Copyright 2003 Reed Business Information, Inc.
A form of entertainment that claims to be the greatest show on earth had better deliver. That the circus does is confirmed by the photos F. W. Glasier made during the traveling spectacle's heyday--even more unequivocally than Edward J. Kelty's group portraits of circus personnel (see Miles Barth and others' Step Right This Way [BKL N 15 02]). For while Glasier also made portraits, he liked to get relatively candid shots, which the cumbersomeness of Kelty's huge "banquet" camera didn't allow. So... read more
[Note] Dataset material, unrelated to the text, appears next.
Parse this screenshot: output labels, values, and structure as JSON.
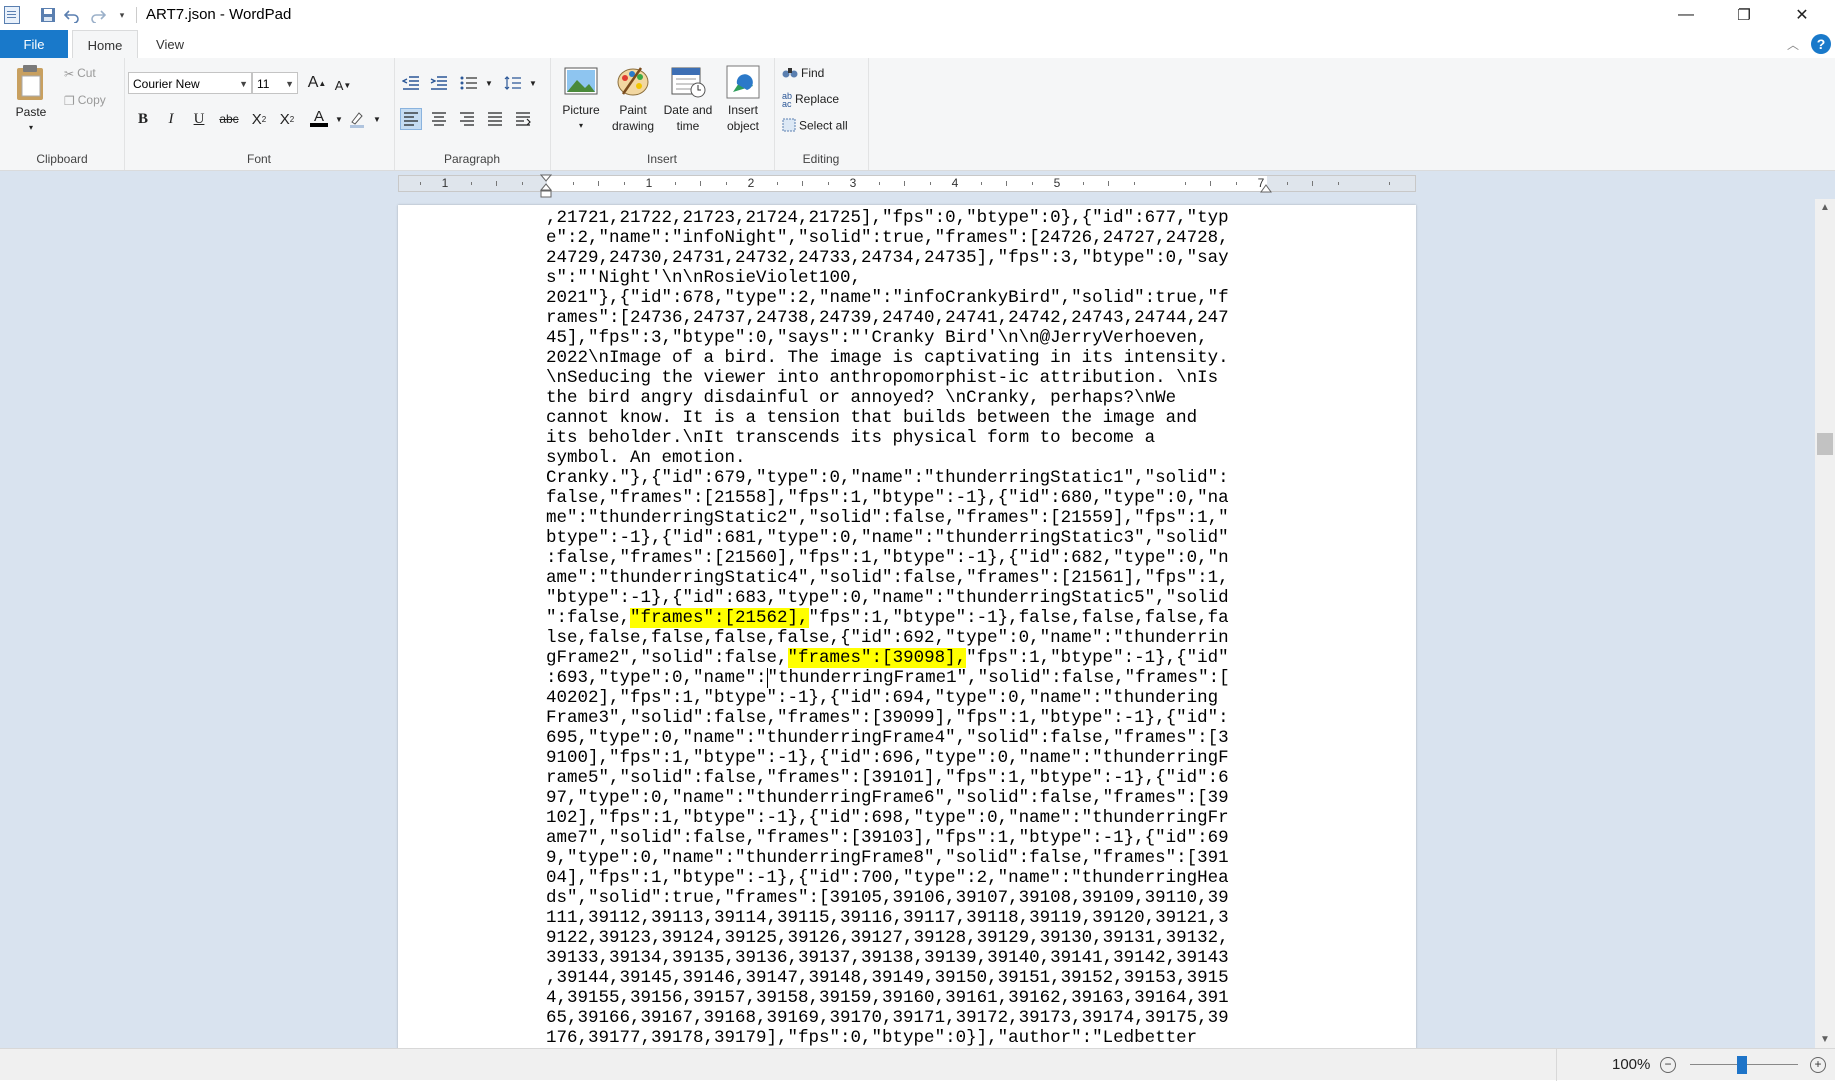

Here, in both glory and grit, is the American circus during the most vibrant period in its history. These photographs, not seen for almost a century, show it all, from the pre-performance parades and tent raisings to the magical events under the "Big Top" and the train leaving town. We see performers hanging by their teeth and hanging out the laundry, and much in between. These truly remarkable images capture both the intensity of the routines and the spirit of camaraderie of the performers. Glasier's work was unique in many ways, not the least of which was the off-hand elegance he allowed his subjects, even the wonderful animals. This was the era of the big tents, and in these beautiful prints they appear as seductive, gossamer backdrops to the performers. Mark Sloan's discovery of Glasier's work is a true gift to circus lovers and all of us who care about our past. 75 duotone images.